We don’t have a word for that in English, though joy comes close. Joy can be explosive, almost blinding, but I want the word that expresses that flinging wide of the arms, the embracing of the universe, that sense of symbiosis. Nabokov expressed this sensation in terms of the zing of truth in reading: The inspiration of genius adds a third ingredient: it is the past and the present and the future (your book) that come together in a sudden flash; thus the entire circle of time is perceived, which is another way of saying that time ceases to exist. It is a combined sensation of having the whole universe entering you and of yourself wholly dissolving in the universe surrounding you. It is the prison wall of the ego suddenly crumbling away with the nonego rushing in from the outside to save the prisoner–who is already dancing in the open.

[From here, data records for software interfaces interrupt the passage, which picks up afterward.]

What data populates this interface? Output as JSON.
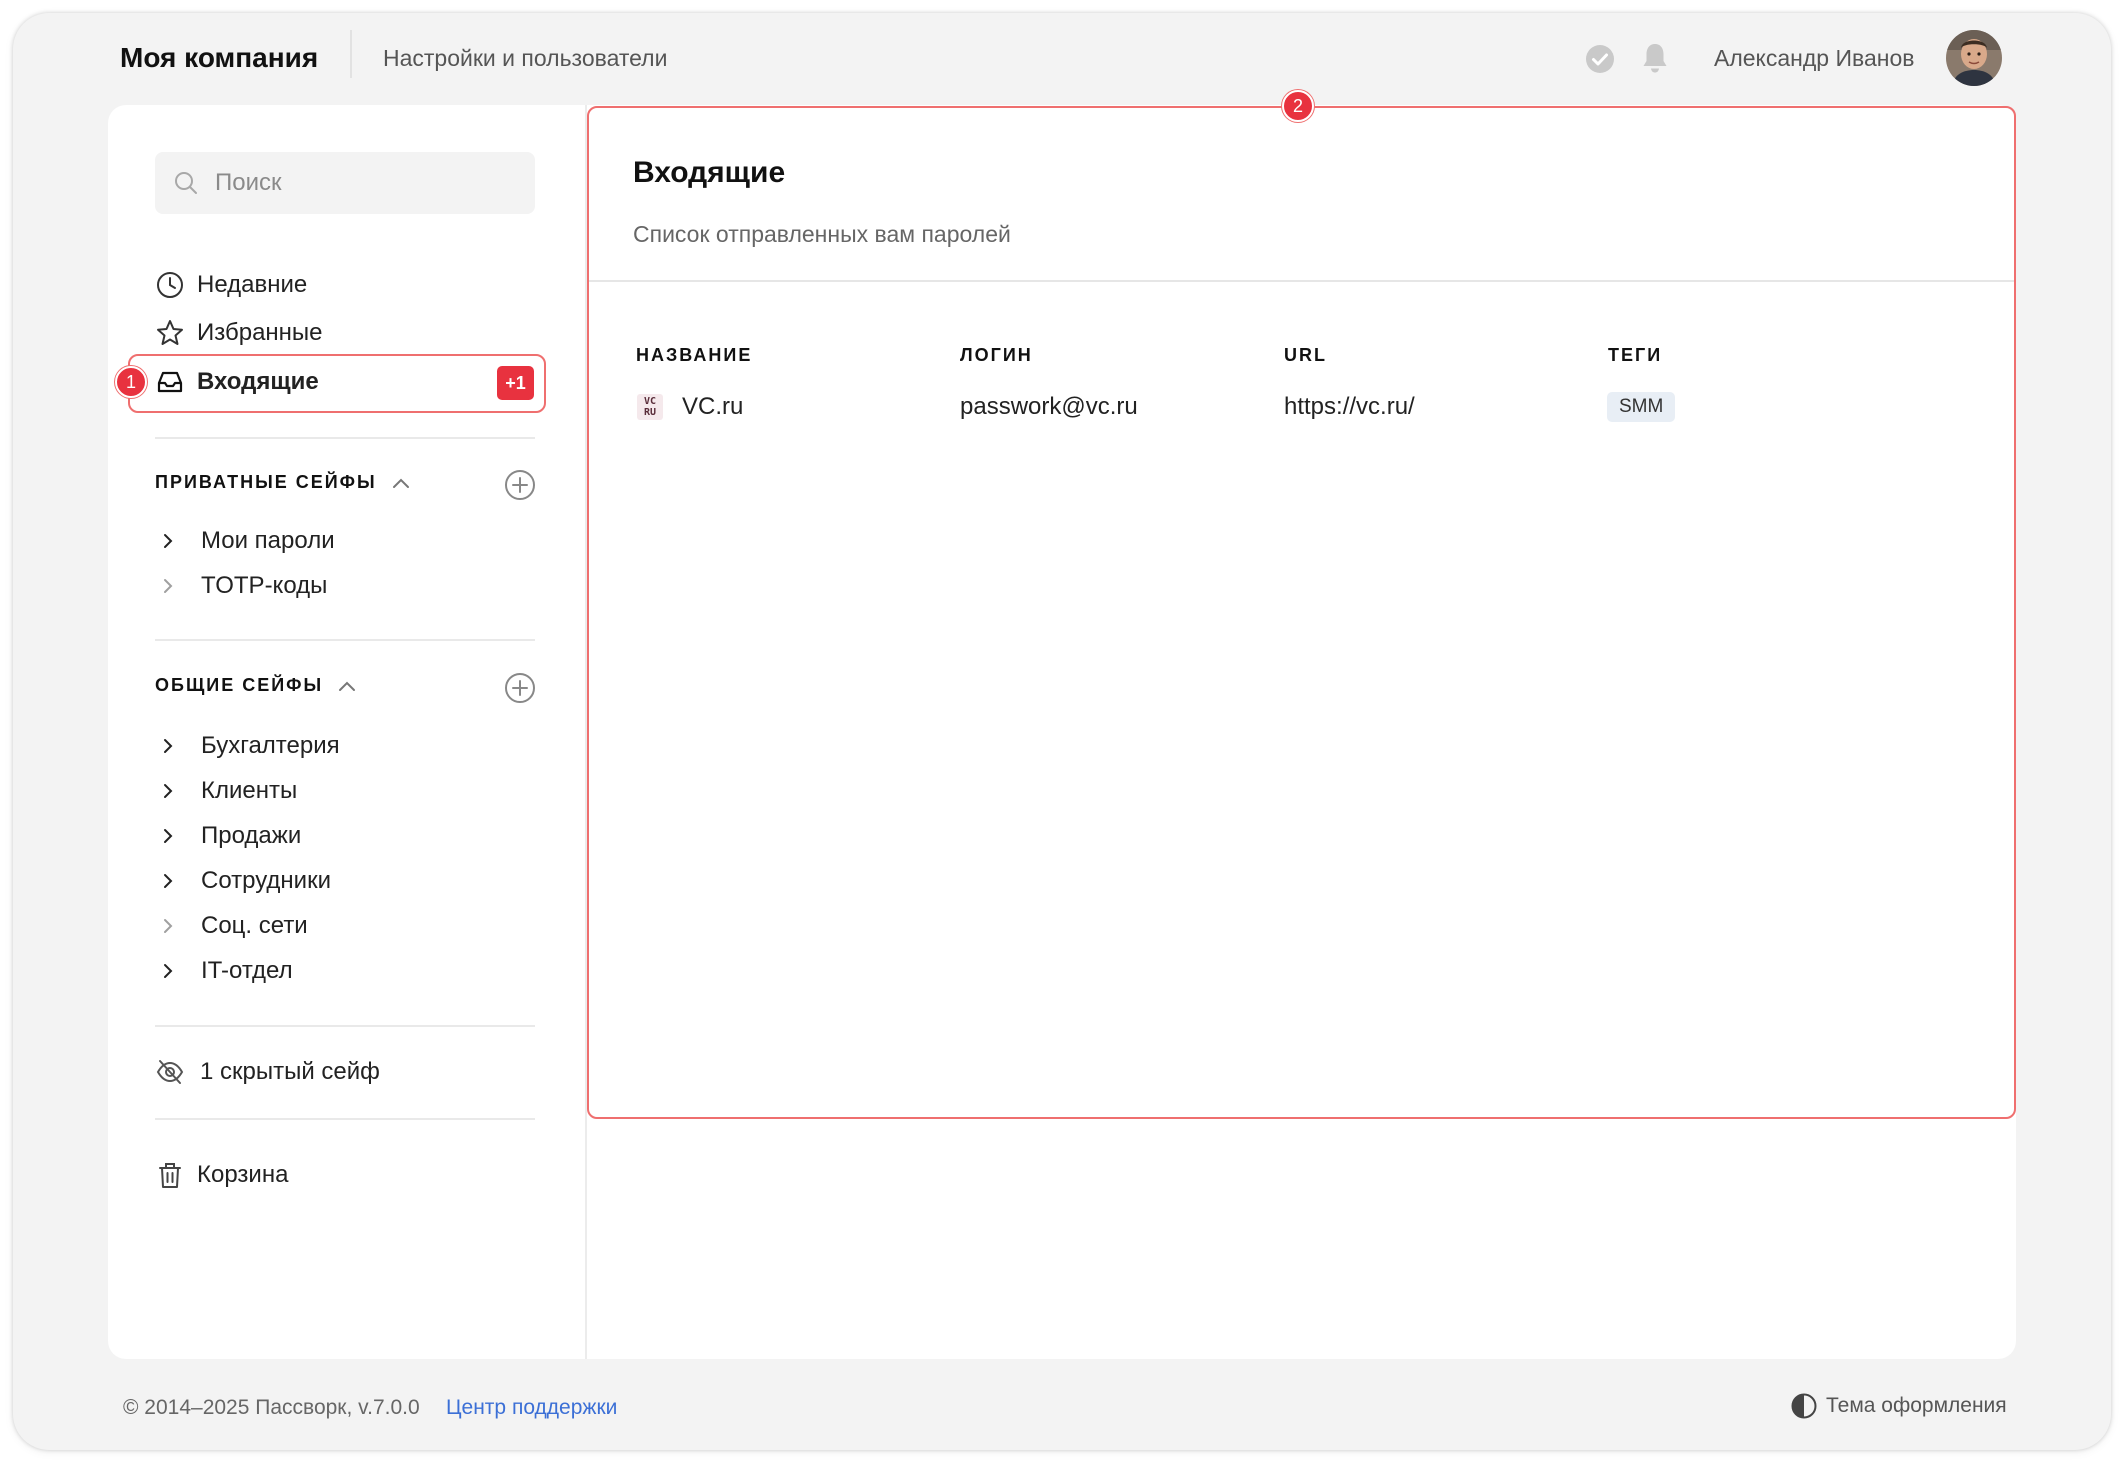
{
  "header": {
    "company": "Моя компания",
    "section": "Настройки и пользователи",
    "user_name": "Александр Иванов"
  },
  "search": {
    "placeholder": "Поиск"
  },
  "nav": {
    "recent": "Недавние",
    "favorites": "Избранные",
    "inbox": "Входящие",
    "inbox_badge": "+1"
  },
  "private_vaults": {
    "title": "ПРИВАТНЫЕ СЕЙФЫ",
    "items": [
      "Мои пароли",
      "TOTP-коды"
    ]
  },
  "shared_vaults": {
    "title": "ОБЩИЕ СЕЙФЫ",
    "items": [
      "Бухгалтерия",
      "Клиенты",
      "Продажи",
      "Сотрудники",
      "Соц. сети",
      "IT-отдел"
    ]
  },
  "hidden_vaults": "1 скрытый сейф",
  "trash": "Корзина",
  "markers": [
    "1",
    "2"
  ],
  "panel": {
    "title": "Входящие",
    "subtitle": "Список отправленных вам паролей",
    "columns": [
      "НАЗВАНИЕ",
      "ЛОГИН",
      "URL",
      "ТЕГИ"
    ],
    "rows": [
      {
        "icon_text": "VC RU",
        "name": "VC.ru",
        "login": "passwork@vc.ru",
        "url": "https://vc.ru/",
        "tag": "SMM"
      }
    ]
  },
  "footer": {
    "copyright": "© 2014–2025 Пассворк, v.7.0.0",
    "support": "Центр поддержки",
    "theme": "Тема оформления"
  },
  "colors": {
    "accent_red": "#e8323f",
    "highlight_border": "#ef6f6f",
    "link_blue": "#3b6fd6"
  }
}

The thing is, not everyone’s moment matches everyone else’s. For me, pure wish fulfillment–the substitution of sentiment, often labeled wisdom or truth, but it reads more like artificially intensified emotion–doesn’t work, but it does for many readers. The (jut to pick an obvious example) poor orphaned outcast who is handed the keys to the universe just because she suffered isn’t a trope that works for me. Neither is the poor orphaned outcast whose misery is instantly cured by a single touch, no matter how omnipowerful the other characters try to tell me the toucher is. But good money is being made left and right by stories with just those tropes. Obviously it works for some.
I like the McKays not just because they express such generosity of spirit, which is rare enough, but because (except in one of the stories, and she makes it work) the choice of mercy, generosity, of believing the best of people doesn’t automatically whisk away all problems and leave everyone grinning ever after. The father lives away from the family with a girlfriend in a couple of stories. McKay doesn’t opt for the easy out by making the dad conveniently hate-worthy. What she does is show the consequences of choices, incident by incident, always with a light touch, for these are novels aimed at the twelve year old audience.
If I had read these as a child I would have cried hard just because I couldn’t contain or even express that intense and hopeful swoop of joy that the reading experience would have given me. How sharply drawn the characters’ emotions are while never sacrificing that generous spirit and sense of mercy breathing through the whole! C.S. Lewis once said that myth is a lie breathed through silver. I think books like these McKays, and Antonia Forest’s books, and small stories like D.E. Stevenson’s Miss Buncle’s Book are emotional and creative truth breathed through silver. They are about human potential in all its variation.
If you want to try McKay, you could pick up the storyline here (these are aimed at maybe sixth through eighth grades in reading level, with some uncompromisingly sophisticated words here and there) but for the best experience, do begin with Saffy’s Angel.
(icon “Permanent Rose” taken from Hilary McKay’s website)